According to a secret State Department document addressed to the U.S. Ambassador in Venezuela and quoted extensively by Che:
If, by means of propaganda, etc., Castro can convince the disaffected elements of Latin America that basic social reforms are really being made that benefit the poorest, the attraction of the Cuban example will increase and continue to inspire imitators on the left in the whole region. The danger is not so much that a subversive apparatus, with its center in Havana, could export revolution, as that growing extreme poverty and discontent among the masses of the Latin American people may provide the pro-Castro elements opportunities to act.
Ernesto Che Guevara exposed the true goals of the Alliance. “I must say that Cuba’s interpretation is that this is a political conference.
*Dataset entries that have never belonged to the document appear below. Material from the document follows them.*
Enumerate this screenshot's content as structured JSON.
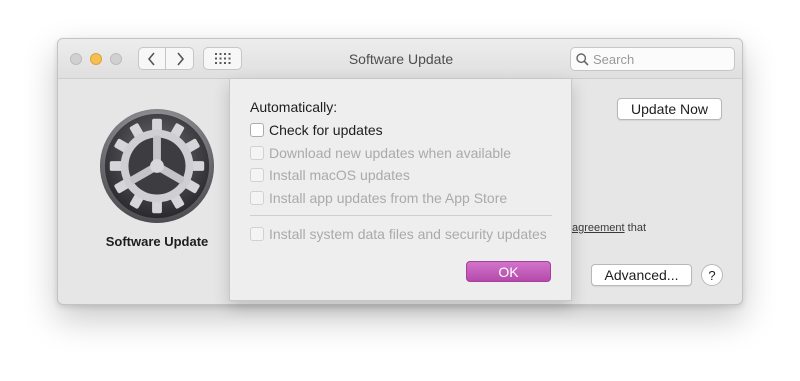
{
  "window": {
    "title": "Software Update"
  },
  "search": {
    "placeholder": "Search"
  },
  "pane": {
    "app_name": "Software Update",
    "update_now_label": "Update Now",
    "advanced_label": "Advanced...",
    "help_label": "?",
    "background_link": "agreement",
    "background_text": " that"
  },
  "sheet": {
    "heading": "Automatically:",
    "options": [
      {
        "label": "Check for updates",
        "checked": false,
        "enabled": true
      },
      {
        "label": "Download new updates when available",
        "checked": false,
        "enabled": false
      },
      {
        "label": "Install macOS updates",
        "checked": false,
        "enabled": false
      },
      {
        "label": "Install app updates from the App Store",
        "checked": false,
        "enabled": false
      },
      {
        "label": "Install system data files and security updates",
        "checked": false,
        "enabled": false
      }
    ],
    "ok_label": "OK"
  },
  "colors": {
    "accent": "#c05db8",
    "minimize": "#f6bf4f"
  },
  "icons": [
    "chevron-left-icon",
    "chevron-right-icon",
    "grid-icon",
    "search-icon",
    "gear-icon"
  ]
}
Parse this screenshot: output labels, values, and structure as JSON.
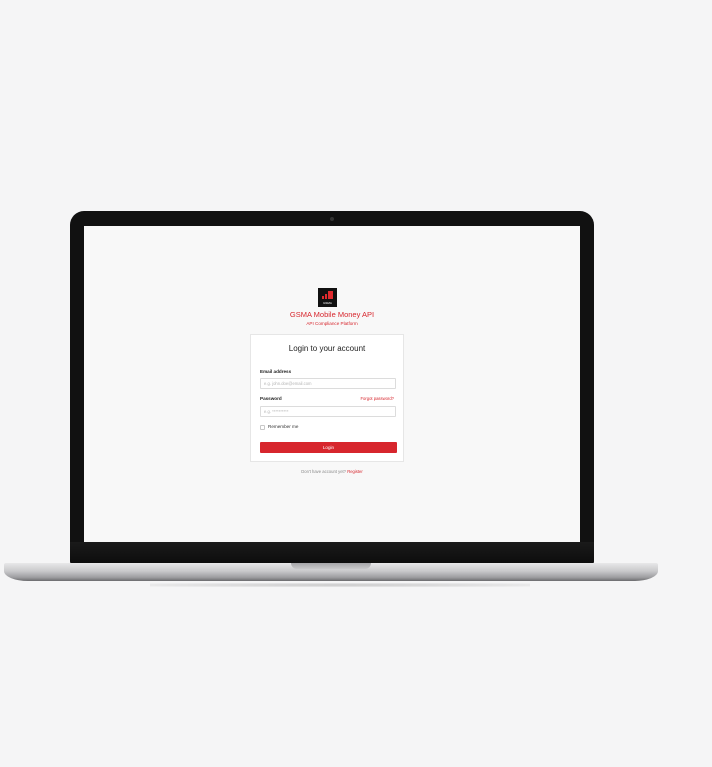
{
  "brand": {
    "logo_text": "GSMA",
    "title": "GSMA Mobile Money API",
    "subtitle": "API Compliance Platform",
    "accent_color": "#d7262d"
  },
  "login": {
    "heading": "Login to your account",
    "email_label": "Email address",
    "email_placeholder": "e.g. john.doe@email.com",
    "email_value": "",
    "password_label": "Password",
    "forgot_password": "Forgot password?",
    "password_placeholder": "e.g. **********",
    "password_value": "",
    "remember_me": "Remember me",
    "remember_checked": false,
    "submit_label": "Login"
  },
  "footer": {
    "prompt": "Don't have account yet?",
    "register_link": "Register"
  }
}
Cuba does not agree that economics can be separated from politics, and understands that they always go together. That is why you cannot have experts who speak of models when the destinies of a people are at stake.”
Neoliberalism by another name
Che’s prescient comments anticipate admissions by John Perkins in his 2004 book “Confessions of an Economic Hit Man.” Perkins describes the strategy used by him, and other so-called "economic advisors," across the developing world. The International Monetary Fund, the World Bank, or a President with an “aid and loan package” presents a poor country with a “plan for development.” Grand projections of economic growth are detailed if only the country will build a massive project, such as a hydro-electrical plant, with the entire necessary infrastructure. It could be highways or an electrical grid system that can distribute electricity to an inflated number of new factories that will spring up. The country need only accept huge loans and agree to use U.S. companies to complete the work. Promises are made of healthy profits — once the project is completed. All of the money flows from the banks to the country in question, then right back into U.S. via contractors like Halliburton and Bechtel. Countries in need of development are left with behemoth ventures, hopelessly large and in some cases poorly built, and crushing debt. In order to pay the debt they are put an austerity plan that guts any social programs and further impoverishes the people. It’s a lose-lose situation for the country involved and a win-win for U.S. banks and corporations.
In his book, “Inside the Company: CIA Diary,” Phillip Agee, a former CIA agent who was stationed in Equator and other Latin American countries during the greater-part of the life of the Alliance for Progress, called it a “fraud,” a “failure,” and a “safety-valve for capitalist injustice and exploitation.”
Whether it’s the Alliance for Progress which died in 1973, NAFTA, CAFTA, or the FTAA “Our America and Theirs” exposes the shackles that come with imperialist financial aid.
Che Guevara comes alive in the words of his speeches. His intelligence and commitment to the poor people of Latin America shines like a beacon for those who want to fight for justice and to really bring “a suitable standard of living” and “dignity” to the world.
Copyright © Deirdre Sinnott, 9/19/06.